WHAT IS EXPECTED:
Your task is to copy every line below that contains the word "Meeting".

(EXERCISE INPUTS Opens)

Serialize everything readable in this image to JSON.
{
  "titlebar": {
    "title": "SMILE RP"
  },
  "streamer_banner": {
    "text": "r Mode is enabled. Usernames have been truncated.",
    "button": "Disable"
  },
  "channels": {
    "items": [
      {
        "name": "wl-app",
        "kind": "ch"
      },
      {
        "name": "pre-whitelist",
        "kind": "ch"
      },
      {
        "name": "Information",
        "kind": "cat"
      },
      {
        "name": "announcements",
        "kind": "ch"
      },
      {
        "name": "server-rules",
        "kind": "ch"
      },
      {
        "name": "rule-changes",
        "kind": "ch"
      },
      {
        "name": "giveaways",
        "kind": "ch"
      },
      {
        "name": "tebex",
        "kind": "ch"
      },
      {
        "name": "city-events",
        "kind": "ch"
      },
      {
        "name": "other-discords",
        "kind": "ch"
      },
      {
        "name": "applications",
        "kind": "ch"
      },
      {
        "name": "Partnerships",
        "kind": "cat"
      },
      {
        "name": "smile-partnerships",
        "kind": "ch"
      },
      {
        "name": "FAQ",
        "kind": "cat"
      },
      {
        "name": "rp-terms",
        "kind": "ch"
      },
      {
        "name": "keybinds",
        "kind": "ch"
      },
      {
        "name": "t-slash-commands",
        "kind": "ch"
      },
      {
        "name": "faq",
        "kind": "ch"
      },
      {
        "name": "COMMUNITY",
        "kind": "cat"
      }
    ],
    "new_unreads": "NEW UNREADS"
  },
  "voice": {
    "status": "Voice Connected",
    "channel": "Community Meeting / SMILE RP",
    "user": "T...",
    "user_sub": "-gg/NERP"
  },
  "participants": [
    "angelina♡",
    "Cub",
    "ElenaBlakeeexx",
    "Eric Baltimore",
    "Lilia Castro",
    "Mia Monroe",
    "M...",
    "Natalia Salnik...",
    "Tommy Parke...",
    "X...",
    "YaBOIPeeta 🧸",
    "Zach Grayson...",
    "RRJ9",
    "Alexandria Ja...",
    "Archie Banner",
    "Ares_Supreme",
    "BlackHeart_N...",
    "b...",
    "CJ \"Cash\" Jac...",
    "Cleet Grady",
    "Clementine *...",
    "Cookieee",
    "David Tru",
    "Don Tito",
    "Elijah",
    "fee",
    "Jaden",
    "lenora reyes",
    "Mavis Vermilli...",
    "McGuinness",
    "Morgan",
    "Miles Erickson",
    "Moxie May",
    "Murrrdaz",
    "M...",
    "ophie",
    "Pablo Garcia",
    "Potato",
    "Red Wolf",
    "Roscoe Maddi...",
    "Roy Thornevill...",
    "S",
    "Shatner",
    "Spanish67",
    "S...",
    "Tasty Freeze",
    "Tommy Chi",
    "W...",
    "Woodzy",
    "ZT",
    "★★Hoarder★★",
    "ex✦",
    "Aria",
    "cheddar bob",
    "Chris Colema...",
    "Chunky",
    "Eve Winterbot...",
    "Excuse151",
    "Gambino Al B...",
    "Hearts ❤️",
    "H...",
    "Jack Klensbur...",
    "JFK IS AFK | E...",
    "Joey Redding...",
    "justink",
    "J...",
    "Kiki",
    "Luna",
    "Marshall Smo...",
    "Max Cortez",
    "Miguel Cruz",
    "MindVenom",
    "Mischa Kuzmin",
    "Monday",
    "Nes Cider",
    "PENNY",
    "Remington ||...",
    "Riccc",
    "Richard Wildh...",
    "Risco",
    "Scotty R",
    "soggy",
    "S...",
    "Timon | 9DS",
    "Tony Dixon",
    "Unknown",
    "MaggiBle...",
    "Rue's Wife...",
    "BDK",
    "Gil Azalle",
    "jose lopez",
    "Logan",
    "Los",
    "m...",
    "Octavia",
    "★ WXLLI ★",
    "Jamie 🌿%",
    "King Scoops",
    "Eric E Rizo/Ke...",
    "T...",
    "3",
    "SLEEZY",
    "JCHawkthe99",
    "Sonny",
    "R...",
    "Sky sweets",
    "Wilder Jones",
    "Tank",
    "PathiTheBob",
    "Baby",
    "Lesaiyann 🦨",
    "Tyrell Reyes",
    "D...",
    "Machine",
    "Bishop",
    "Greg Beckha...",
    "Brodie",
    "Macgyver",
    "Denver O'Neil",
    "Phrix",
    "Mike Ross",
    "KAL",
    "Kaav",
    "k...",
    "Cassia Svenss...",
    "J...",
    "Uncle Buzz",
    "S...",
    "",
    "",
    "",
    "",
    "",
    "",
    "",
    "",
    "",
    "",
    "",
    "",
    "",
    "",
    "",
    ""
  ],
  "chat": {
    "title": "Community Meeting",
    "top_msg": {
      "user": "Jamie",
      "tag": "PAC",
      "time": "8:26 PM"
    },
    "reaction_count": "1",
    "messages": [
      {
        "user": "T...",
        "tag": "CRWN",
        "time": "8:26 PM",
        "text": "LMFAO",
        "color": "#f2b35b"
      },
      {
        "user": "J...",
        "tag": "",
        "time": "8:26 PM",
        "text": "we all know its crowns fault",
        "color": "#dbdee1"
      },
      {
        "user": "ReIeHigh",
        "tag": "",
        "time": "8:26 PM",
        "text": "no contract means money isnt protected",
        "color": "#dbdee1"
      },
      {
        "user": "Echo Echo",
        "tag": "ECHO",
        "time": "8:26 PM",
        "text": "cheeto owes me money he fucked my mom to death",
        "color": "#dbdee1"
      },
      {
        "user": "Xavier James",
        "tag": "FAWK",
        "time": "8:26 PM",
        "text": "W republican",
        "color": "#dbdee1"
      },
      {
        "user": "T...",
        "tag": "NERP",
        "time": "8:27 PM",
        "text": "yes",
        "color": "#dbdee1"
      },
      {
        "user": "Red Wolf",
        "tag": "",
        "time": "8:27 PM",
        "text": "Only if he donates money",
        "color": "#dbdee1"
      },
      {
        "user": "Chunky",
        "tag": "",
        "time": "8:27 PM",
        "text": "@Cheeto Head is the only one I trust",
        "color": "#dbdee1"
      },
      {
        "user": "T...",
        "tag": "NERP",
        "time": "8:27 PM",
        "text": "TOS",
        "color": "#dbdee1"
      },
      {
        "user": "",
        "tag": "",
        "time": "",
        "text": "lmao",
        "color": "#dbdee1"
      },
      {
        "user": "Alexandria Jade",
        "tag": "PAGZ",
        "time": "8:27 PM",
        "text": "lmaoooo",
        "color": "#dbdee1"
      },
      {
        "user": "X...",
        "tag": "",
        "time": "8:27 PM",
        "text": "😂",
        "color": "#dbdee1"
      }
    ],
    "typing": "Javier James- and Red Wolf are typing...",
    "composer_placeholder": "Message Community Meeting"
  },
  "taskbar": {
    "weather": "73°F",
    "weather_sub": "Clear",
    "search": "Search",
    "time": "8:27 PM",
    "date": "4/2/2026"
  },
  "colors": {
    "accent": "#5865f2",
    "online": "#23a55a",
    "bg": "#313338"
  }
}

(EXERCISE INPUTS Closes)

RESPONSE TO THIS TASK:
    "channel": "Community Meeting / SMILE RP",
    "title": "Community Meeting",
    "composer_placeholder": "Message Community Meeting"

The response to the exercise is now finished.